---------- DATA RECORDS

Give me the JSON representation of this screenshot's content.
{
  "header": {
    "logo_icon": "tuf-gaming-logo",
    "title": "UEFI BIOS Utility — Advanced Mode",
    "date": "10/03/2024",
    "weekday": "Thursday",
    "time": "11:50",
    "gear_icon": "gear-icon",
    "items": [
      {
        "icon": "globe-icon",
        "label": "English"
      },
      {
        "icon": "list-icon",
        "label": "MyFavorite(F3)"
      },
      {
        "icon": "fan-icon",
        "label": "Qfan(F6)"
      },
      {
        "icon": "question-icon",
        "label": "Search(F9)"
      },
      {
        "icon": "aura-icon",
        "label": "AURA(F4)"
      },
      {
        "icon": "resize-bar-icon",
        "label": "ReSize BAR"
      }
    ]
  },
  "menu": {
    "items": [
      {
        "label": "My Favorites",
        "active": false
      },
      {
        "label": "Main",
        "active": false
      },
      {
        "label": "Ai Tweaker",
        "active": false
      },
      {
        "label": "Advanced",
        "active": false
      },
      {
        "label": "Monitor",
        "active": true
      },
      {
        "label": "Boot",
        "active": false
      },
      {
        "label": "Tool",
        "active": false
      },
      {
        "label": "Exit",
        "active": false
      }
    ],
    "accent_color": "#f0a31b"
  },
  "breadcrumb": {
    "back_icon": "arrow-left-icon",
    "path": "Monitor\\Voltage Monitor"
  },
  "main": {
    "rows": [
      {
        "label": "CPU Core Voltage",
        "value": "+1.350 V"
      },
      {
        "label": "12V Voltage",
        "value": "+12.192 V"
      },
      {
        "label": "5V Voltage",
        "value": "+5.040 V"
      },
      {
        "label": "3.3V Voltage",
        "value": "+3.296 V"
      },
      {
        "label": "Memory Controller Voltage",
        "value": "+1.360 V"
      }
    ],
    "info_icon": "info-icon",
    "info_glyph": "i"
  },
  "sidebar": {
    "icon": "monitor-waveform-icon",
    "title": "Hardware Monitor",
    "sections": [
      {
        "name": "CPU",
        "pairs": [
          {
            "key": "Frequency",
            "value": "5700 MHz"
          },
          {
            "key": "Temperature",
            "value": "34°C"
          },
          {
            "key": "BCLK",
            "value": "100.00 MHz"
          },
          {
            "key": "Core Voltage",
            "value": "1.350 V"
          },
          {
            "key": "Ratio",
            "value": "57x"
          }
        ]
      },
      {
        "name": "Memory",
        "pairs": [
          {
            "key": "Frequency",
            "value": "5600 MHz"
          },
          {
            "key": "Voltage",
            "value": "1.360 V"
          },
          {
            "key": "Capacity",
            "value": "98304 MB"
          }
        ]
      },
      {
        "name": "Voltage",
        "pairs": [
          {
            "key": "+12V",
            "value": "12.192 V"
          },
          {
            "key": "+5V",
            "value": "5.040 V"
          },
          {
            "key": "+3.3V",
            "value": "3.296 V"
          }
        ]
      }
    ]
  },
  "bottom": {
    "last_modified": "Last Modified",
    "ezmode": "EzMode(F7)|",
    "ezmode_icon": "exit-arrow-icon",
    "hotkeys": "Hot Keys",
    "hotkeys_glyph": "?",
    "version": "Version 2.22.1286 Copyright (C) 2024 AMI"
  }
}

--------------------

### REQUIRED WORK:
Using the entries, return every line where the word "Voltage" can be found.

### SOLUTION:
    "path": "Monitor\\Voltage Monitor"
        "label": "CPU Core Voltage",
        "label": "12V Voltage",
        "label": "5V Voltage",
        "label": "3.3V Voltage",
        "label": "Memory Controller Voltage",
            "key": "Core Voltage",
            "key": "Voltage",
        "name": "Voltage",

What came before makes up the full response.